0aghana5633-620-413.jpgDoug Fishbone, Still from Elmina (Fight), 2010. Photo by Thierry Bal. D. Fishbone. Courtesy of the Artist

Another of Fishbone’s film was selected for the prize. Elmina stars the very white and very American artist in an otherwise completely Ghanaian production. The film will be released as a low-cost mass-market DVD and VCD in Africa and on African immigrant markets, The rest of us will be able to buy it as a limited edition in the art world. (i wrote about it last year.)

Torsten Lauschmann is showing Digital Clock (Growing Zeros). I can’t remember how many artistic versions of the digital clock i’ve seen over the past few years but this one is as good as any. Have a look:

A couple more images of the works selected for the Samsung Art + Prize:

0Semiconductor, Magnetic Movie, 2007.jpgSemiconductor, Magnetic Movie, 2007. Courtesy of Semiconductor

0Doug Fishbone, Elmina (Fight), 2010.jpgDoug Fishbone, Still from Elmina (Fight), 2010. Photo by Thierry Bal. D. Fishbone. Courtesy of the Artist

0magsamasushnngge.jpgDoug Fishbone, Elmina, 2010, production still. Photo by Thierry Ball.
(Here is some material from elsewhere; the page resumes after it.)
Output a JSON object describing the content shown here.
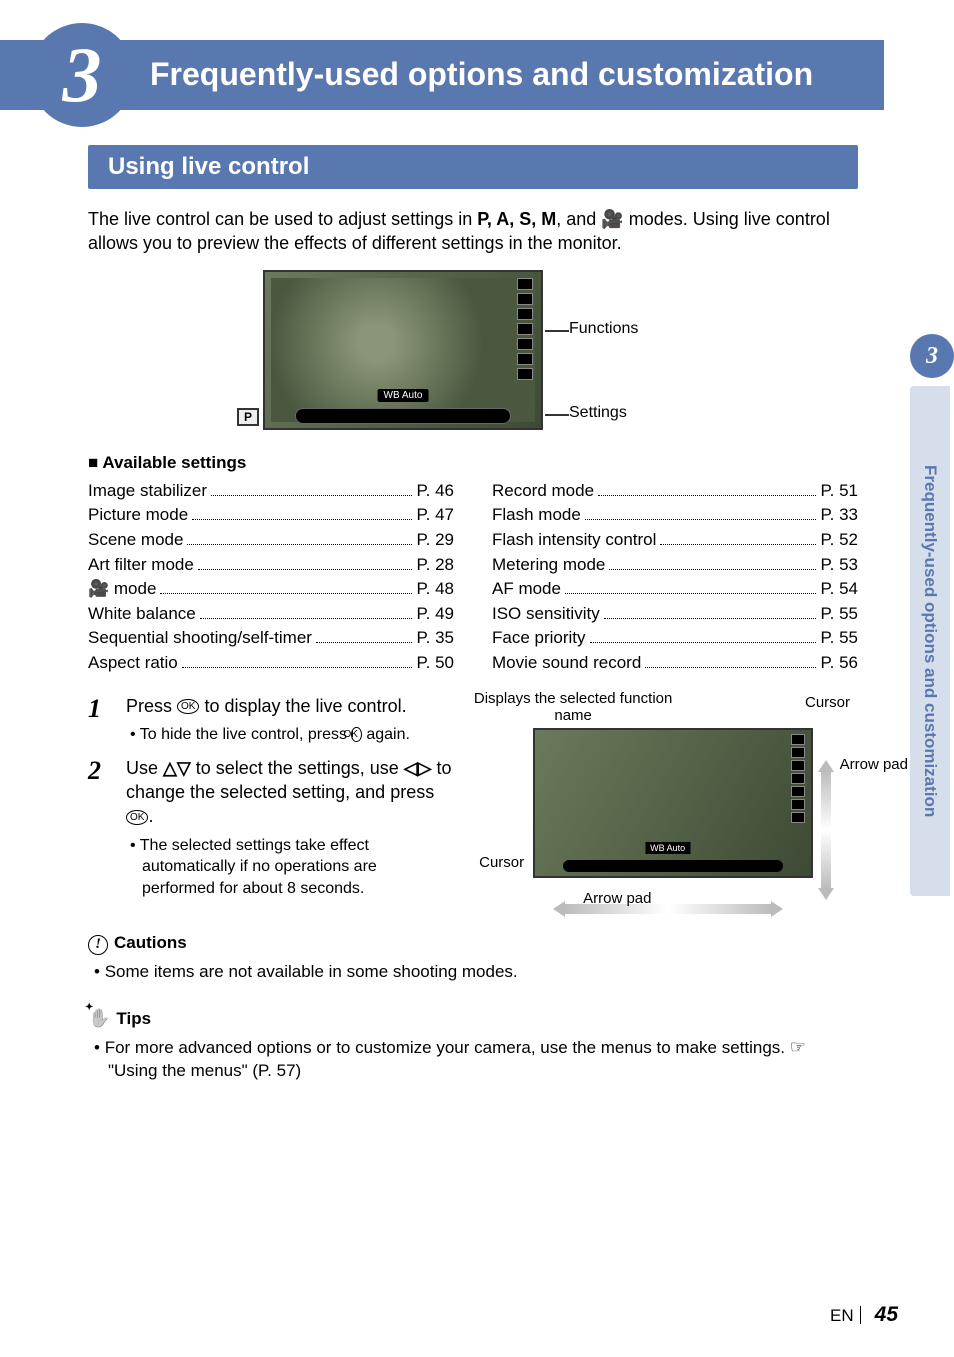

Courtesy the artist and ROKEBY, London

0Did I, Installation Shot, 2011.jpgHiraki Sawa, Installation shot: Did I?, 2011. Courtesy of the Artist

 0Iain Forsyth & Jane Pollard, Walking After Acconci (Redirected Approaches), 2005.jpgIain Forsyth & Jane Pollard, Walking After Acconci (Redirected Approaches) 2005. (Production still) Photograph: Anne Worthington. Courtesy of the artists and Kate MacGarry, London

Erika Tan, The Syntactical Impossibility of Approaching with a Pure Heart, 2008.jpgErika Tan, The Syntactical Impossibility of Approaching with a Pure Heart, 2008. Courtesy of the artist

The Samsung Art+ Prize is on view at BFI Southbank in London from January 18 to 29th.

You can vote for the Samsung Art+ Prize Audience Award over here. Votes must be received by January 24th.